I remember the days when I used to come to Regency Wharf for drinks at Living Room and Zinc. When the anticipation of the area was high and the proximity to Brindley Place offered a new oasis of class to an end of Birmingham desperately needing it. It was a short lived love affair. Unfortunatley, the bustle of Broad Street is the dominant gene here, with those units now home to the tacky bluster of Rub’s Smokehouse and, even worse, Jimmy Spices buffet. No one dares come Broad Street for class. They come on the promise of bad booze, bad music, and, dependent on how successful the evening has been, a shag, a brawl, or a chicken Balti to finish. The Holy Trinity is all three of those in the same night.
So please forgive my disdain for all that’s on this kebab stained hell hole on earth, because there is some good stuff happening if you scratch deep enough. I’d mentally tarnished Gateway to India before I’d arrived as just another curry house fulfilling the needs of drunks. The reality is that it could end up shovelling out an endless stream of Balti dishes to pissed-up idiots at 11pm to make a living, if we don’t make the most of what they do well. And the bits they do well are as good an example as any I’ve tried. My preconceptions were miles off and I have no problem admitting that.
We ate most of the street food dishes and almost all were excellent. Samosa chaat have a heat that builds gradually from the curry outside the samosa, with the potato and pea filling aromatic with masala and cumin. Pani puri are properly delicate, the choice of two spiced waters unique (he says) to this city. Have the tamarind one. Bhel puri is light with plenty of spiced sev on top of what can only be described as Bombay mix. It’s a dish of textures first, flavours second.
It’s hard to eat aloo tikki chaat and not compare it to the majestic version at Zindiya. This not quite as good, though still holds up on its own thanks to a thick green mint sauce that makes the potato patty and chickpea curry bounce off one another. If we’re staying with that same comparasion against that place in the Moseley, the dosa here wipes the floor with it. It’s as good an example as I’ve eaten – India included. The thin pancake-like casing is the size of my forearm, a carrier for a rich potato filling that pops with mustard seed and cumin. It’s served with a tomato chutney, coconut chutney and a thin vegetable curry. It is outstanding and will cost you just a fiver. If you work close by and choose a generic sandwich shop over this for lunch, you and I will never be friends.
The chickpea curry makes a return with Chloe Bature, a deceptively simple dish that requires tearing up a whoopi cushion of fried bread and filling with carbydates. It is my kind of dish. Likewise a Pav Bhaji that that is a buttered bun to be dunked into a thick vegetable curry that has a healthy kick of chilli. I used to get called weird for a dinner of buttered white bread and a madras curry sauce, now it turns it that it’s ‘a thing’. Who’s weird now.

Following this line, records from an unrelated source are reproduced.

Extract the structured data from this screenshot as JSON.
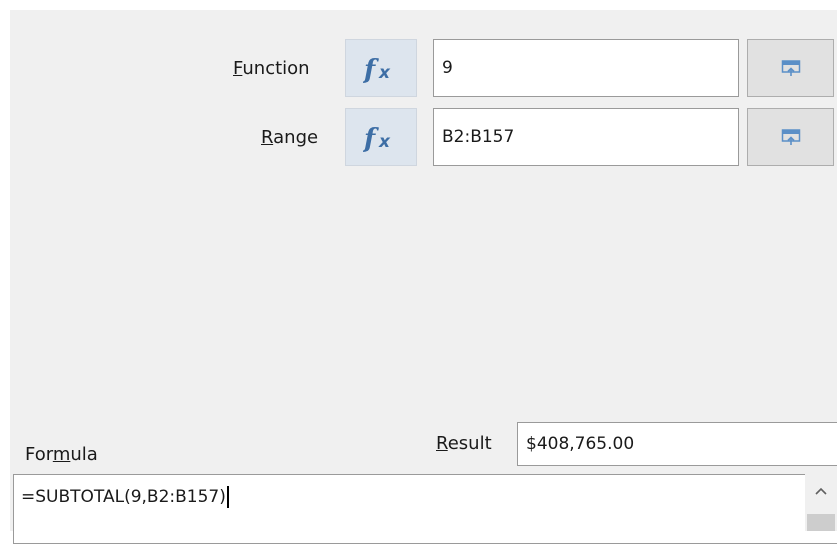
{
  "arguments": [
    {
      "label_accel": "F",
      "label_rest": "unction",
      "fx_icon": "function-wizard-icon",
      "value": "9",
      "shrink_icon": "shrink-dialog-icon"
    },
    {
      "label_accel": "R",
      "label_rest": "ange",
      "fx_icon": "function-wizard-icon",
      "value": "B2:B157",
      "shrink_icon": "shrink-dialog-icon"
    }
  ],
  "formula": {
    "label_pre": "For",
    "label_accel": "m",
    "label_post": "ula",
    "value": "=SUBTOTAL(9,B2:B157)"
  },
  "result": {
    "label_accel": "R",
    "label_rest": "esult",
    "value": "$408,765.00"
  },
  "scrollbar": {
    "up_icon": "chevron-up-icon"
  },
  "colors": {
    "panel_bg": "#f0f0f0",
    "fx_button_bg": "#dde5ee",
    "fx_icon": "#3d6ea5",
    "shrink_icon": "#5b8fc7"
  }
}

Let’s pause for one second. Stop the writing here and you have a solid 8, maybe 9 out of ten. It is that good. These dishes are what they do best, and glance your eyes back and you’ll notice no meat. Vegetarian food is rarely seen as sexy, especially so close to the bravado of Broad St, yet this is knockout flavours delivered for a pittance: The most expensive of the above dishes is £6.50, the majority sit at a fiver. Come here and eat from the street food menu; I will bet my house that you wont regret it.
But plough on we must, there is food to eat. A Viceroy mixed grill is generous in size for fifteen pound and would comfortably feed three. We like the fat cubes of chicken tikka that are pale from hung yogurt, not red from dye, less so the chicken wings and sheekh kebab that could both be ramped up a notch on the flavour level. Best are the lamb chops that have been packed with marinade and left until the meat begs to be cooked. These are as tender as you get, a prime example of how best to treat this cut of lamb.
Full to the point of bursting, curries arrive. A lamb saag is all metallic notes of spinach and not much else, even if the meat is cooked to point that knives become redundant. Chicken Jalfrezi lacks heat but makes up for it with some deft spicing. Best is the dhal that is smokey and rich with butter that I take home and finish off the following day.
There is a final swansong in a lobster, meat removed and mixed with garlic, tamarind, and clarified butter, before going back into the crustacean. The meat is delicate, the tamarind match a new one for me that works in a sweet and sour sauce kind of way. At £22.00 it’s not cheap but shows better value to me than the twelve pound curry offerings.
So, what we have is a meal where the street dishes were excellent and everything afterwards merely good in comparasion. Which, in a self righteous kind of way takes me back to the start of the post. This restaurant does something as good as anywhere in the city, and that is vegetarian street food dishes. That dosa, that samosa chaat, that bhel phoori, they need people to eat them. Failure to do so will result in the pissed brigade taking over and this place just turning into yet another generic curry house in order to stay alive. It’s better than that. Regency Wharf once again has a restaurant worthy of our attention, I can only hope that diners reward this with a visit.
I dined in the company of Delicious PR and did not see a bill for the meal